Goal of the exercise: The lines below that include "هاست" are to be found and copied.

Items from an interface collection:
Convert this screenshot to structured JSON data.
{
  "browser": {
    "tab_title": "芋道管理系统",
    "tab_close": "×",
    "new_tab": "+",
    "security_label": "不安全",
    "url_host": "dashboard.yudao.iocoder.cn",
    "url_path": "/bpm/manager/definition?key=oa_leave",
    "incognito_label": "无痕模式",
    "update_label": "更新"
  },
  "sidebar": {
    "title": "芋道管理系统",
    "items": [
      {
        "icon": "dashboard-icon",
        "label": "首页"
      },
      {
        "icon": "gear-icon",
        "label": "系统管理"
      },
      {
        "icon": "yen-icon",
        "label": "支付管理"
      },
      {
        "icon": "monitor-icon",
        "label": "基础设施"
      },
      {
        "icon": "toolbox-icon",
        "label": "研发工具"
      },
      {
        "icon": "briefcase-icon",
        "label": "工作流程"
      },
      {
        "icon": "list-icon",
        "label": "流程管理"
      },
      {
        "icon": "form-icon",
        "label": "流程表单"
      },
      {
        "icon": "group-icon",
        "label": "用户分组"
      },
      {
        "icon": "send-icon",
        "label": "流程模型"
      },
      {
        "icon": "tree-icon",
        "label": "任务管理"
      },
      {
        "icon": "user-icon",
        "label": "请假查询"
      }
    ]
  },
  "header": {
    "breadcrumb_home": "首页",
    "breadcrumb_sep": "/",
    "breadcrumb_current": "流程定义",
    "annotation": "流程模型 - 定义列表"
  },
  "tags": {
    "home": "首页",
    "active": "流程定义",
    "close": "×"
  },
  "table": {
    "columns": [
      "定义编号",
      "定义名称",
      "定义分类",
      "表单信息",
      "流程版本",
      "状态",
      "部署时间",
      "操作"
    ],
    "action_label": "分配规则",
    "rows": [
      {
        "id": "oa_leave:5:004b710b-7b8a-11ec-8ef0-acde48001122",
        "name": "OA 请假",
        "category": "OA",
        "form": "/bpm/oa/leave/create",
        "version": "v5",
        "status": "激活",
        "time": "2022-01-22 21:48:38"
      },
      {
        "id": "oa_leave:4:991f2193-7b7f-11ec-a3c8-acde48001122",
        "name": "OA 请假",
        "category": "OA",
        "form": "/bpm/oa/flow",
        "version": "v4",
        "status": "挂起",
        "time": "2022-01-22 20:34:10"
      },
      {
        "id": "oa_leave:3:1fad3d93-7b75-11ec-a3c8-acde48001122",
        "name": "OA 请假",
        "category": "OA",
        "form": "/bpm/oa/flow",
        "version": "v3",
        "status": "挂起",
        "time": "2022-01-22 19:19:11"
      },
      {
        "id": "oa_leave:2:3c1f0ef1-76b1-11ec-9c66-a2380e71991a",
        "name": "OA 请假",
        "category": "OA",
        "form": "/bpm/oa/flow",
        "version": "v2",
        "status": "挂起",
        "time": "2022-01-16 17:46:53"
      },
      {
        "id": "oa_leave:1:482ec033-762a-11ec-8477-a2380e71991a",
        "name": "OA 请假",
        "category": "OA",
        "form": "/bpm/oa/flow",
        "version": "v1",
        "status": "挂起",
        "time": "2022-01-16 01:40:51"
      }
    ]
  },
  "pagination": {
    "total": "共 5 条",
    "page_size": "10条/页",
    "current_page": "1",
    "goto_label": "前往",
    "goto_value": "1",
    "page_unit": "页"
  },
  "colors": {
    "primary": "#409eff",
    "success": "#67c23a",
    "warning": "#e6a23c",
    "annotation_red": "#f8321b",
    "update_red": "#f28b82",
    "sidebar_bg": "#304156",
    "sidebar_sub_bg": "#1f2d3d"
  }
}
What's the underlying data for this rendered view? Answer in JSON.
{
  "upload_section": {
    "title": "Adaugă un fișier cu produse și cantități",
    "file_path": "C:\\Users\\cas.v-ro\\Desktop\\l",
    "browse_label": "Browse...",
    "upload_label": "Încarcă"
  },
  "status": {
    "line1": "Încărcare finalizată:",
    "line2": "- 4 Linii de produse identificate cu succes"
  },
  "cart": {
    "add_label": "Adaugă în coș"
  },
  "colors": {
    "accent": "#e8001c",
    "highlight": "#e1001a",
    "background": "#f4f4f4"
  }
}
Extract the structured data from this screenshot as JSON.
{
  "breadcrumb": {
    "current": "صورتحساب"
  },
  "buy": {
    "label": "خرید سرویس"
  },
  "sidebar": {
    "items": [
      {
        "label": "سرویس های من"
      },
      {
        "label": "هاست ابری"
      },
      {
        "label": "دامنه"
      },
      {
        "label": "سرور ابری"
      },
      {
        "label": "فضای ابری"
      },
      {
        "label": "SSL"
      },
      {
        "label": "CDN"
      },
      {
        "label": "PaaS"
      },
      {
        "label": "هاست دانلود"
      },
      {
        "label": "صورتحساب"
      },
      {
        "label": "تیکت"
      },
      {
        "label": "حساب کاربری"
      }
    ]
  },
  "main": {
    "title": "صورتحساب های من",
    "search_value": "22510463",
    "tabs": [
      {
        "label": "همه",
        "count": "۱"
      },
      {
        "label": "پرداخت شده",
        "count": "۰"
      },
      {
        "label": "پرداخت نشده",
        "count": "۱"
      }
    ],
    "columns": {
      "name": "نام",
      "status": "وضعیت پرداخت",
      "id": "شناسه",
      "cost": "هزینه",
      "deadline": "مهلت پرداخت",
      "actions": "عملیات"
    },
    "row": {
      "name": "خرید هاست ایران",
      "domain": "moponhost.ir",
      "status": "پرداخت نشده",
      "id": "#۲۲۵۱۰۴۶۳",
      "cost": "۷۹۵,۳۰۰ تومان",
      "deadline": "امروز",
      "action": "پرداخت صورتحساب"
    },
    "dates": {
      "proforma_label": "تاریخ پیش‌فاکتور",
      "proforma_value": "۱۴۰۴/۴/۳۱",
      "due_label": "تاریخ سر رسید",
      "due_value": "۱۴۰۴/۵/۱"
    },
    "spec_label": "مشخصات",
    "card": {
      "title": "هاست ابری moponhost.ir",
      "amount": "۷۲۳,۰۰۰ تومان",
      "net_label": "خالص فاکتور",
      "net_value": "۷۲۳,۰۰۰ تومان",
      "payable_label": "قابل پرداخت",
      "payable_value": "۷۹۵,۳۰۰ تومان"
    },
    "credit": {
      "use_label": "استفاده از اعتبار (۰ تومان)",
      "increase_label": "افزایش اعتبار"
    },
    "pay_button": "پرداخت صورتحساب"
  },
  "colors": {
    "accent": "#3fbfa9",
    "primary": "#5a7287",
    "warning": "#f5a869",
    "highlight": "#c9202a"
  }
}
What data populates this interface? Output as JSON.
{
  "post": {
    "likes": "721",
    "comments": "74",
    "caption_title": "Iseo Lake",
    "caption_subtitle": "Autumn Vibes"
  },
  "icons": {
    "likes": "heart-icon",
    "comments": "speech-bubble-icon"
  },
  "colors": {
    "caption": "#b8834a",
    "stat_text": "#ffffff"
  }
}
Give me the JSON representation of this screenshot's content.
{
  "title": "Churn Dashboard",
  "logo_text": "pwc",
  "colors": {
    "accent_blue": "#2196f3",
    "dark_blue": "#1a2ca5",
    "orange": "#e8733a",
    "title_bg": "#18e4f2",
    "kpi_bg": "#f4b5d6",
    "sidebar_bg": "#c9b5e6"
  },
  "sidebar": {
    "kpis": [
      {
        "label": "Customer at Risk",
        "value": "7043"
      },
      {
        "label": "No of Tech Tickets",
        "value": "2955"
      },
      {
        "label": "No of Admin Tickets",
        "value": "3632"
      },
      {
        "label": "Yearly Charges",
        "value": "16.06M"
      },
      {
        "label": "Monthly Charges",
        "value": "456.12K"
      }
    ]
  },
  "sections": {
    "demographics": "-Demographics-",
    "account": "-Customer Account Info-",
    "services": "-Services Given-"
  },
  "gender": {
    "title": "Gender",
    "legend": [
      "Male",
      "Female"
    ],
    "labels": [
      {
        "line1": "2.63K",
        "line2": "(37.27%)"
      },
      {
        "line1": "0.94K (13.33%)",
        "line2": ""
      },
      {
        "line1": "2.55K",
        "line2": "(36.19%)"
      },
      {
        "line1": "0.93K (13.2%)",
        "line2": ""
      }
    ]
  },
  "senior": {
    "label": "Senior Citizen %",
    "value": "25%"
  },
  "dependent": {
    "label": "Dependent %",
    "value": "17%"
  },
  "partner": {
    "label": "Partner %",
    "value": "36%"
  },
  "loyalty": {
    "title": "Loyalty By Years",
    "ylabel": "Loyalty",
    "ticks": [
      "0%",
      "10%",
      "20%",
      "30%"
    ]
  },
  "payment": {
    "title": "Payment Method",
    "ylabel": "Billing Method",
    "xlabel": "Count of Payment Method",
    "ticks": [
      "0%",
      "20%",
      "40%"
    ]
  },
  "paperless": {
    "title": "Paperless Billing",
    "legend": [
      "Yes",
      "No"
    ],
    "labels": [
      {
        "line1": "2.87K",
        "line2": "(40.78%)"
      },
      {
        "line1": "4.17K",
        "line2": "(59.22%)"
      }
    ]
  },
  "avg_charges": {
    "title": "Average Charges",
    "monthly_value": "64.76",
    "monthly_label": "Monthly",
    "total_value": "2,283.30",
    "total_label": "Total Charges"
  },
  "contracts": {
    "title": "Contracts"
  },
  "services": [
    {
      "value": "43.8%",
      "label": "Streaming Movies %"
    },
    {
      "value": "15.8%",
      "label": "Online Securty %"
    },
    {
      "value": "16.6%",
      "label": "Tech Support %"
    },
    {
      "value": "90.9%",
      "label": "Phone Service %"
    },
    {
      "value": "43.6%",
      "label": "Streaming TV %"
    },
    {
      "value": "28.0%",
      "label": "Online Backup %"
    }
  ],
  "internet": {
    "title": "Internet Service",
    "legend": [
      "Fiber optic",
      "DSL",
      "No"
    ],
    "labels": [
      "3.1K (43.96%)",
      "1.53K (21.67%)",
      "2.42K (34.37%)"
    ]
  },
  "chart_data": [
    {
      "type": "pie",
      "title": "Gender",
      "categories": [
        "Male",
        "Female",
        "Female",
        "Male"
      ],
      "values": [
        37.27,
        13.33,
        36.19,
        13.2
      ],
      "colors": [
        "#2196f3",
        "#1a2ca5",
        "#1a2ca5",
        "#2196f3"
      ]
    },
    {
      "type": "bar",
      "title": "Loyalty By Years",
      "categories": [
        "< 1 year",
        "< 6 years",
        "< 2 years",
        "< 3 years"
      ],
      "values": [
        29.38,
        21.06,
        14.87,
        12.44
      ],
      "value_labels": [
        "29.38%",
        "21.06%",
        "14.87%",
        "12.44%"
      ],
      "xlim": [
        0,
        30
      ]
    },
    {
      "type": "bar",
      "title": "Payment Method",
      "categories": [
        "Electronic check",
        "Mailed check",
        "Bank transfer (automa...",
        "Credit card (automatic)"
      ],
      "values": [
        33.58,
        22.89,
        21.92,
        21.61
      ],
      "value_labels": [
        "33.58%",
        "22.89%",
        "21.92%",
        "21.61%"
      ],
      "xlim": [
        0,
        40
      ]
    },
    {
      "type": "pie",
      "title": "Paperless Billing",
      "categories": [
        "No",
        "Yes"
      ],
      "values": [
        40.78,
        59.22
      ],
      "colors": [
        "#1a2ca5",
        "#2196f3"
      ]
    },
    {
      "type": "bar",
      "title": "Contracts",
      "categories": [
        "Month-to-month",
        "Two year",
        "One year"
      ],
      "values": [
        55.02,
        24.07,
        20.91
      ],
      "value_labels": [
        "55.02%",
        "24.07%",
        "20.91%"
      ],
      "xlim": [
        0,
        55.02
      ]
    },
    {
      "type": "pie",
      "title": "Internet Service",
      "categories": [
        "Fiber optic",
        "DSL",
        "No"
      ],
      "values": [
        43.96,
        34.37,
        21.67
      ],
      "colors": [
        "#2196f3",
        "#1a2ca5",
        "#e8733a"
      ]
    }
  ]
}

Answer to this exercise:
        "label": "هاست ابری"
        "label": "هاست دانلود"
      "name": "خرید هاست ایران",
      "title": "هاست ابری moponhost.ir",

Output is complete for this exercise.